*To*: mathgroup@smc.vnet.net*Subject*: [mg12006] A comment on the Gambler's problem I recently posted*From*: "Daniel Sanders" <dman777@worldnet.att.net>*Date*: Fri, 17 Apr 1998 03:40:42 -0400*Organization*: AT&T WorldNet Services

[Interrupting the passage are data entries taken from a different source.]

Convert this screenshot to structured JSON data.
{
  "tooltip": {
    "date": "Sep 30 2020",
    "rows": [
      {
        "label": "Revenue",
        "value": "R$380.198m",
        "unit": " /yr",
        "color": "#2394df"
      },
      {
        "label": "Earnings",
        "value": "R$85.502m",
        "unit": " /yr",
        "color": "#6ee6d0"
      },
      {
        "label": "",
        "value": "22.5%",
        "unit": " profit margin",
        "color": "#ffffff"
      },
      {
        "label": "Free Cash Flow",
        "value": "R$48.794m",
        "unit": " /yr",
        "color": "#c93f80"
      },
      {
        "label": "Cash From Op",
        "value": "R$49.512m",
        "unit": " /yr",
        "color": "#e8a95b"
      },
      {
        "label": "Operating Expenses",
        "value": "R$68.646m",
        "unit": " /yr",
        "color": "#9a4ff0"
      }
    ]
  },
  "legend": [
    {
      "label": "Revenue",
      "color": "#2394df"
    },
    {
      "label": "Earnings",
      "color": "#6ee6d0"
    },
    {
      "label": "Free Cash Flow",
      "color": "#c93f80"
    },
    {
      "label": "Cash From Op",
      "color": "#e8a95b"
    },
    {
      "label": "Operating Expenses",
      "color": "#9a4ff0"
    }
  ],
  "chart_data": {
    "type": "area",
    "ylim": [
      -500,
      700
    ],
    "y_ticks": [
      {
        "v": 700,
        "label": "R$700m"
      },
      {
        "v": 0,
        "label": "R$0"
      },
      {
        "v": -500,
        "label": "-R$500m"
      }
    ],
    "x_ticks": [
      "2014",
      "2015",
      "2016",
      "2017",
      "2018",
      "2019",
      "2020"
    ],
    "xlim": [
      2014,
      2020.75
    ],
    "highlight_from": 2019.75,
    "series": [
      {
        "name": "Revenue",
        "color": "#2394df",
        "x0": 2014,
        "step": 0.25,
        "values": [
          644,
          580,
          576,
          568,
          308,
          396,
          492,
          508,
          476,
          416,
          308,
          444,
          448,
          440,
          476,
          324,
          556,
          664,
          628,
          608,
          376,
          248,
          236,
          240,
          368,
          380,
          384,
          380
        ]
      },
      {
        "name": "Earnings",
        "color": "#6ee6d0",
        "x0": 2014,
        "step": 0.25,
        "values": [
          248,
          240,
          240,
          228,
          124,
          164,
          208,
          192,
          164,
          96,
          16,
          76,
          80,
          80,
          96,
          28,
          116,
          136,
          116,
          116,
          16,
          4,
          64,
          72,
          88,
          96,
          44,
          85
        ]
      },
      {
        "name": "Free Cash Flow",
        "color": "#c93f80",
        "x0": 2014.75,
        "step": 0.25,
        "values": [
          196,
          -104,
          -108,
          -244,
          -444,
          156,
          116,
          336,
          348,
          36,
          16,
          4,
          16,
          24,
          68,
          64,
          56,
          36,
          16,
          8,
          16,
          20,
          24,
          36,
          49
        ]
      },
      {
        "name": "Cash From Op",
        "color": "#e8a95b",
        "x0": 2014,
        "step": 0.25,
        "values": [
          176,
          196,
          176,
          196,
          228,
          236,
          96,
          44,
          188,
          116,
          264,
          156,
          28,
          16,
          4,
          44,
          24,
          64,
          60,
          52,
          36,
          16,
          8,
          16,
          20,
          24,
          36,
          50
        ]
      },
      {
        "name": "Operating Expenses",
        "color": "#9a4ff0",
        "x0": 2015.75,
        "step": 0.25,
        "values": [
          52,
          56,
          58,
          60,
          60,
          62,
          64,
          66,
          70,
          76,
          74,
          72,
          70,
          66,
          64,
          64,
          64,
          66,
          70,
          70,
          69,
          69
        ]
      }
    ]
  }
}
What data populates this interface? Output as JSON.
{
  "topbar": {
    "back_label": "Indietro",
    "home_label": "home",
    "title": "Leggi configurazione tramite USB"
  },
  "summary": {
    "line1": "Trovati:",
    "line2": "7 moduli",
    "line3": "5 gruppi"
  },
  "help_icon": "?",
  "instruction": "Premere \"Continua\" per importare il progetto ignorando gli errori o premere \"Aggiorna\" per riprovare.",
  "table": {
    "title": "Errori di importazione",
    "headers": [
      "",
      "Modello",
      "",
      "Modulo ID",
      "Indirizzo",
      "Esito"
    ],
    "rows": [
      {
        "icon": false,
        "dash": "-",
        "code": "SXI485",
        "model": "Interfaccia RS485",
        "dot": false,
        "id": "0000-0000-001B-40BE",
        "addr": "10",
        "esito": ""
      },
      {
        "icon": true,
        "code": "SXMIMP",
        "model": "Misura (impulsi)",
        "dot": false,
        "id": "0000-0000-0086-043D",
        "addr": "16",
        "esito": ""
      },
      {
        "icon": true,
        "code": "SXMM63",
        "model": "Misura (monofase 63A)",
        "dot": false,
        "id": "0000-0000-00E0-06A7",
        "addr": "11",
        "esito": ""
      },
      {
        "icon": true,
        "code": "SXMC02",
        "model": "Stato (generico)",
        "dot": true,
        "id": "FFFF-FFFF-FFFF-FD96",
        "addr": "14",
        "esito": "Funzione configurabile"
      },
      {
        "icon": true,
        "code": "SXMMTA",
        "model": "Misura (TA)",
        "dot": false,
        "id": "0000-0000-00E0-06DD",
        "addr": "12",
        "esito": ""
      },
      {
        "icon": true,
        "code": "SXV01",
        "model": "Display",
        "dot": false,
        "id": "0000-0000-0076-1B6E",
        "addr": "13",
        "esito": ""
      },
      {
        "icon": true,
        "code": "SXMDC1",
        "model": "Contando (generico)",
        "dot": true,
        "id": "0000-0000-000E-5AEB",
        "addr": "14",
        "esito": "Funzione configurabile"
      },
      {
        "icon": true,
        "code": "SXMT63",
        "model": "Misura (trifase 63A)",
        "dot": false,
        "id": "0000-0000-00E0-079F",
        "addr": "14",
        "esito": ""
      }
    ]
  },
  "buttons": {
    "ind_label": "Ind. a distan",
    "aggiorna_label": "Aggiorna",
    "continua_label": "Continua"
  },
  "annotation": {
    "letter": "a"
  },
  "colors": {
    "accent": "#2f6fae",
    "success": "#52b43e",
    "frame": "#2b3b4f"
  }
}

Hi, Thank you all for posting or sending you solution to Galileo's gambling problem which I repeat before I add my comments. "In the early 1600s, Galileo was asked to explain the fact that, although the number of triples of integers from 1 to 6 with sum 9 is the same as the number of such triples with sum 10, when three dice are rolled, a 9 seemed to come up less often a 10 supposedly in the experience of gamblers." A few of you observed and proved Mathematica-ly that the number of ten sums exceeds the number of nine sums in three throws of the dice. True enough, but the folks in Galileo's time didn't understand the concept of a probability space, and in particular an ordered n-tuple. The number of such permutations in the throw of three dice does sum to ten more frequently than it sums to nine, but the number of combinations is the same, and that is what the gambler's counted on. There are six combinations of 3-tuple that sum to nine and ten. Nine:{{1,2,6},{1,3,5},{1,4,4},{2,2,5},{2,3,4},{3,3,3}} Ten:{{1,3,6},{1,4,5},{2,2,6},{2,3,5},{2,4,4},{3,3,4}} And this another programming problem, that of a replacement rule that takes a finite probability space and kicks out a designated subset. In particular the 3-tuple set of the three dice and the number of combinations that sum to nine or ten. I was interested in the several ways that the last problem was answered, and I am working at understanding it all. Thanks.